The very first lever he wrote about is 21st century curricula. As a society we will be unable to move education forward without understanding what it means to give our students a 21st century education. This blogs has focused on defining 21st century skills and even given my readers some practical 21st century tools; however, Dr. McLeod's blog post, Iowa - 21st century curricula, does a wonderful job of answering the why. He states:
Why are these skills so important? Because the rise of digital information
and communication technologies such as e-mail, instant messaging,
videoconferencing, and the Internet have virtually eliminated the workplace
barriers of geography and time. It is now about as easy to work with people
halfway across the globe as it is with folks halfway across town. As a result,
information, money, and ideas criss-cross the globe at dizzying speeds and
work moves to the location of lowest cost or greatest expertise. This puts an
extraordinary amount of pressure on the Western wage premium: why pay an
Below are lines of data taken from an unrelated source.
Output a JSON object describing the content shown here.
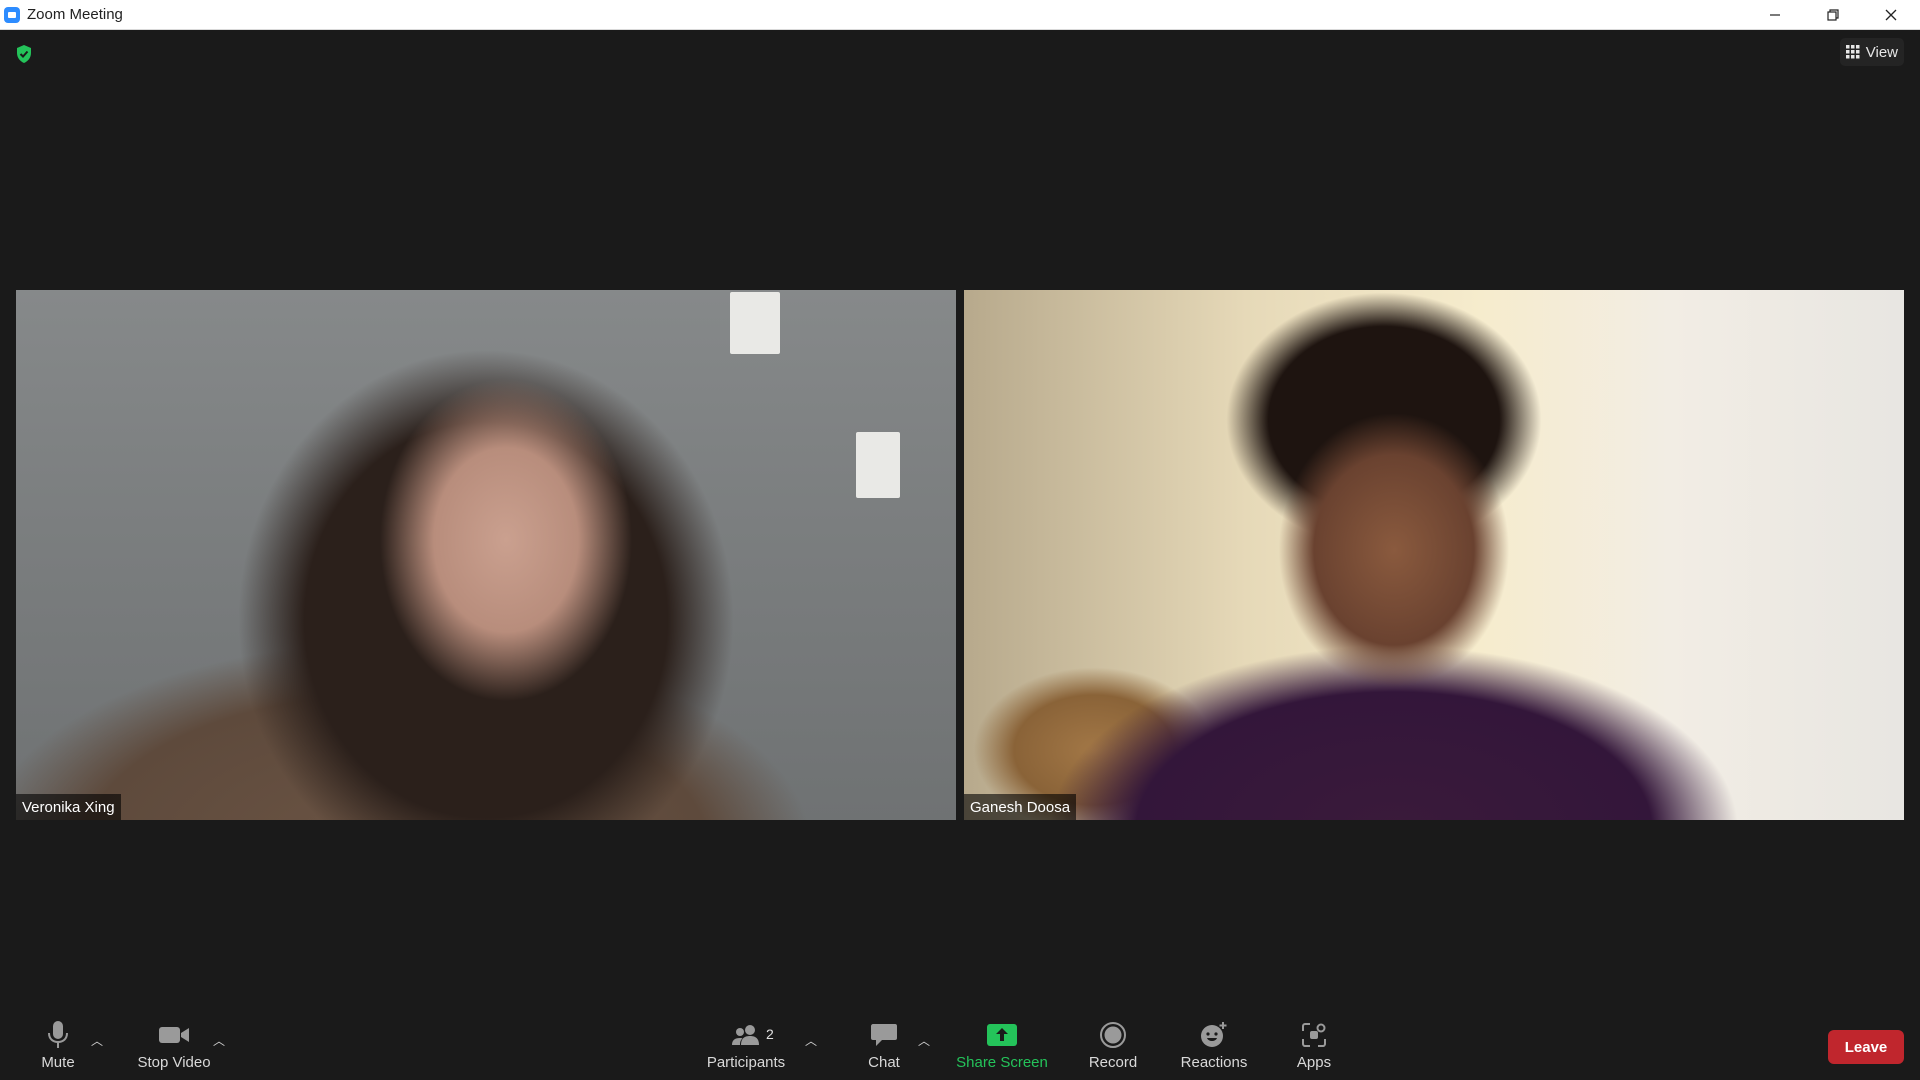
{
  "window": {
    "title": "Zoom Meeting",
    "controls": [
      "minimize",
      "restore",
      "close"
    ]
  },
  "top": {
    "security_icon": "shield-check-icon",
    "view_label": "View"
  },
  "participants": [
    {
      "name": "Veronika Xing"
    },
    {
      "name": "Ganesh Doosa"
    }
  ],
  "toolbar": {
    "mute_label": "Mute",
    "stop_video_label": "Stop Video",
    "participants_label": "Participants",
    "participants_count": "2",
    "chat_label": "Chat",
    "share_screen_label": "Share Screen",
    "record_label": "Record",
    "reactions_label": "Reactions",
    "apps_label": "Apps",
    "leave_label": "Leave"
  },
  "colors": {
    "accent_green": "#24c35a",
    "leave_red": "#c0262d",
    "zoom_blue": "#2d8cff"
  }
}
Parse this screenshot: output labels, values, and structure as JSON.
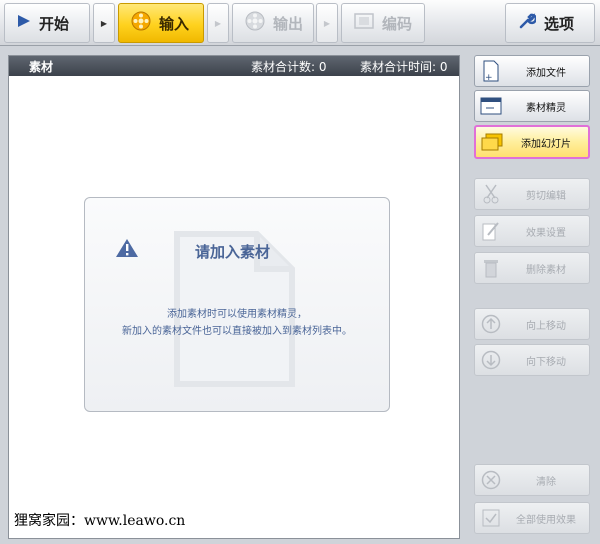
{
  "toolbar": {
    "start_label": "开始",
    "input_label": "输入",
    "output_label": "输出",
    "encode_label": "编码",
    "options_label": "选项"
  },
  "materials": {
    "header_label": "素材",
    "count_label": "素材合计数: 0",
    "time_label": "素材合计时间: 0",
    "empty_title": "请加入素材",
    "empty_line1": "添加素材时可以使用素材精灵，",
    "empty_line2": "新加入的素材文件也可以直接被加入到素材列表中。"
  },
  "sidebar": {
    "add_file": "添加文件",
    "wizard": "素材精灵",
    "add_slideshow": "添加幻灯片",
    "cut_edit": "剪切编辑",
    "effects": "效果设置",
    "delete": "删除素材",
    "move_up": "向上移动",
    "move_down": "向下移动",
    "clear": "清除",
    "apply_all": "全部使用效果"
  },
  "watermark": "狸窝家园：www.leawo.cn",
  "colors": {
    "accent_yellow": "#ffd21e",
    "highlight_border": "#e070d8",
    "header_dark": "#3c424b",
    "empty_text": "#4a6597"
  }
}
American worker such a high salary when someone in another country will do the
same work for less?
Basically we are doing a disservice to our students if we are not preparing them for the workforce they will join. The best thing we can do for our economy is teach our children to be competitive.
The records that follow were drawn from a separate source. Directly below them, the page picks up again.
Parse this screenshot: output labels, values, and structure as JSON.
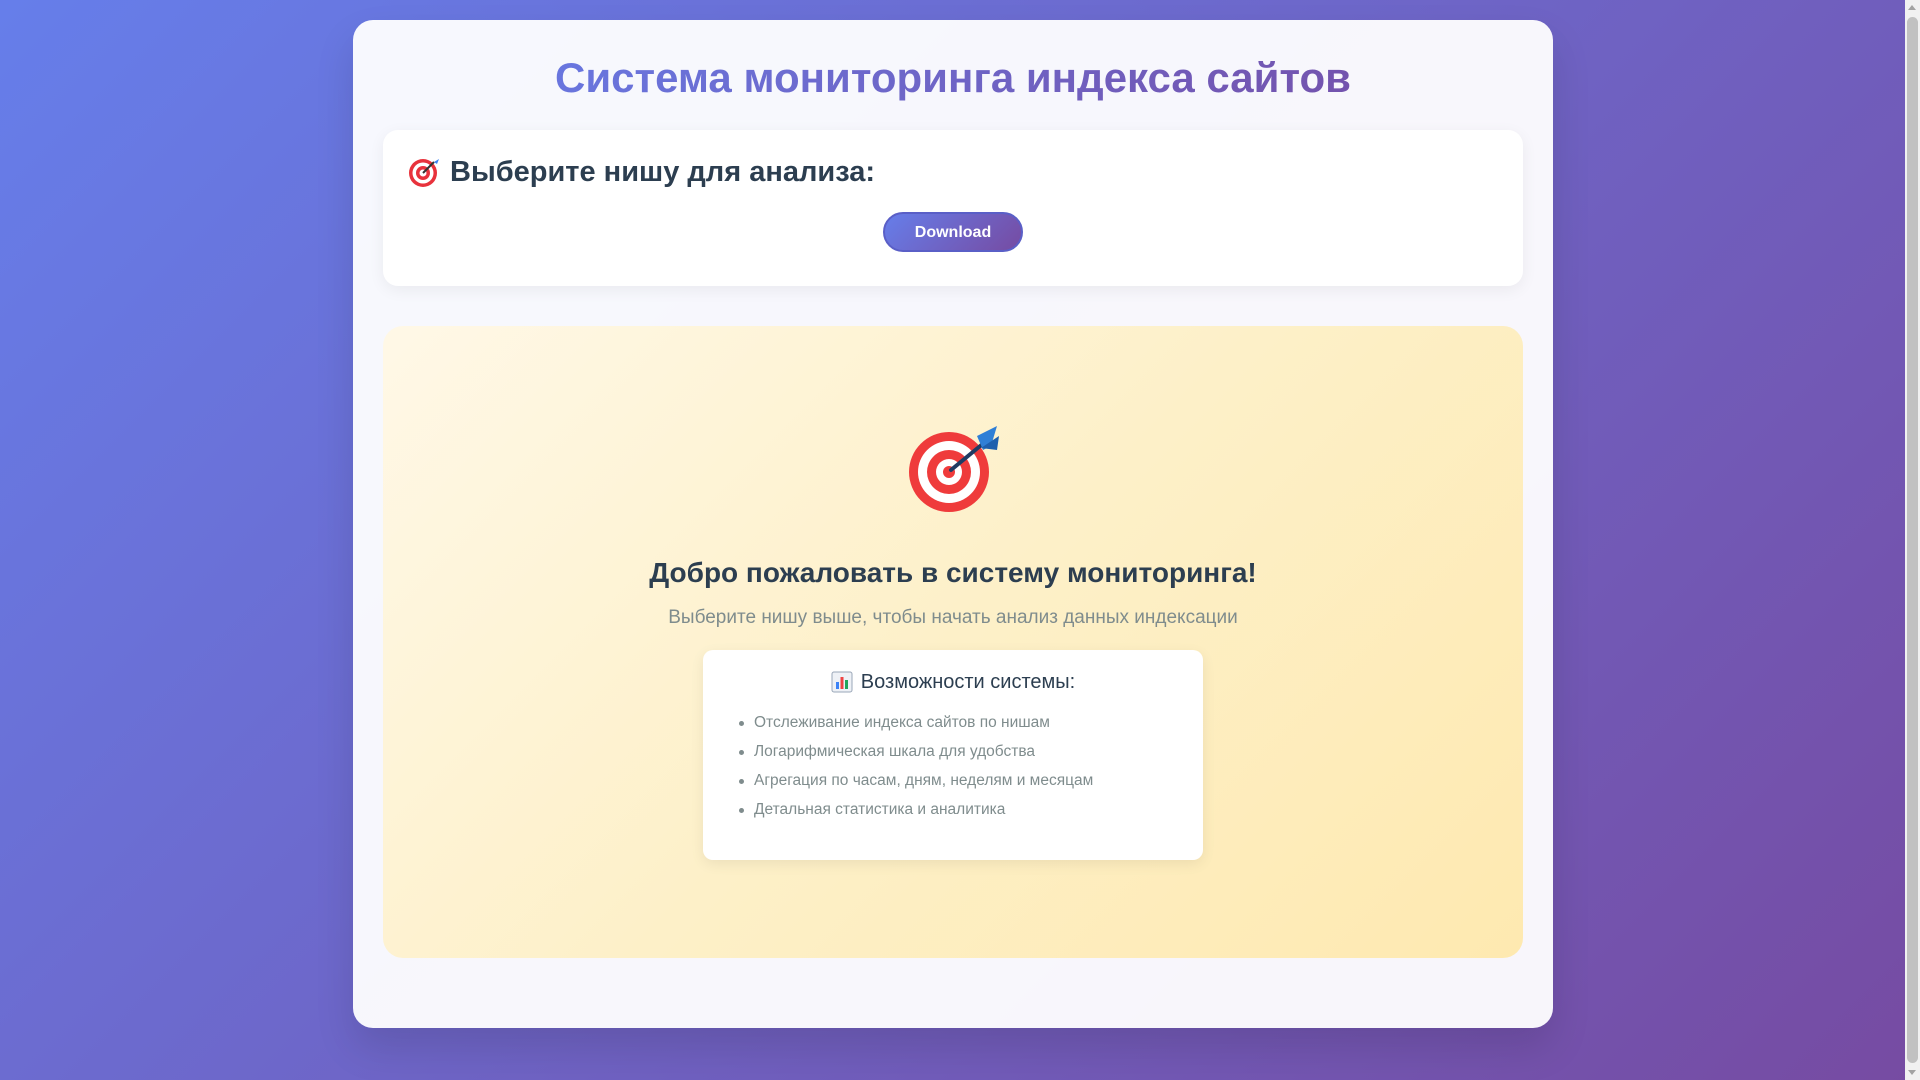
{
  "header": {
    "title": "Система мониторинга индекса сайтов"
  },
  "niche": {
    "heading": "Выберите нишу для анализа:",
    "icon": "target-icon",
    "download_label": "Download"
  },
  "welcome": {
    "icon": "target-icon",
    "title": "Добро пожаловать в систему мониторинга!",
    "subtitle": "Выберите нишу выше, чтобы начать анализ данных индексации",
    "features": {
      "icon": "bar-chart-icon",
      "heading": "Возможности системы:",
      "items": [
        "Отслеживание индекса сайтов по нишам",
        "Логарифмическая шкала для удобства",
        "Агрегация по часам, дням, неделям и месяцам",
        "Детальная статистика и аналитика"
      ]
    }
  },
  "colors": {
    "accent_start": "#667eea",
    "accent_end": "#764ba2",
    "text_dark": "#2c3e50",
    "text_muted": "#7f8c8d",
    "welcome_bg": "#fdf0c8"
  }
}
I would highly encourage you to read the rest that post. He's got some wonderful statistical graphics and goes on to answer the "how." I also encourage you to subscribe to his blog, Dangerously Irrelevant. Make him a part of your PLN (personal learning network).
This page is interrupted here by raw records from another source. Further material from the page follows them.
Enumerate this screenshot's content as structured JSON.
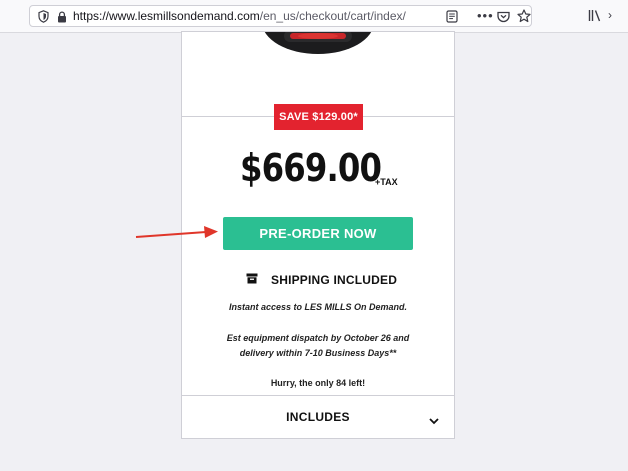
{
  "browser": {
    "url_host": "https://www.lesmillsondemand.com",
    "url_path": "/en_us/checkout/cart/index/",
    "more_label": "•••"
  },
  "offer": {
    "save_badge": "SAVE $129.00*",
    "price": "$669.00",
    "tax_note": "+TAX",
    "preorder_label": "PRE-ORDER NOW",
    "shipping_label": "SHIPPING INCLUDED",
    "access_text": "Instant access to LES MILLS On Demand.",
    "dispatch_line1": "Est equipment dispatch by October 26 and",
    "dispatch_line2": "delivery within 7-10 Business Days**",
    "hurry_text": "Hurry, the only 84 left!",
    "includes_label": "INCLUDES"
  },
  "colors": {
    "save_badge": "#e3232f",
    "preorder_button": "#2bbf92",
    "annotation_arrow": "#e0362a"
  }
}
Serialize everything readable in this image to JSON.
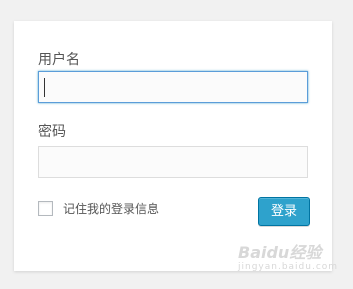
{
  "form": {
    "username_label": "用户名",
    "username_value": "",
    "password_label": "密码",
    "password_value": "",
    "remember_label": "记住我的登录信息",
    "remember_checked": false,
    "submit_label": "登录"
  },
  "watermark": {
    "logo": "Baidu经验",
    "sub": "jingyan.baidu.com"
  },
  "colors": {
    "page_background": "#f1f1f1",
    "card_background": "#ffffff",
    "focus_border": "#5b9dd9",
    "button_background": "#2ea2cc",
    "button_border": "#0074a2"
  }
}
Are you preparing your students to be competitive in the 21st century workforce? If the answer is no, you need to take a step back and reassess.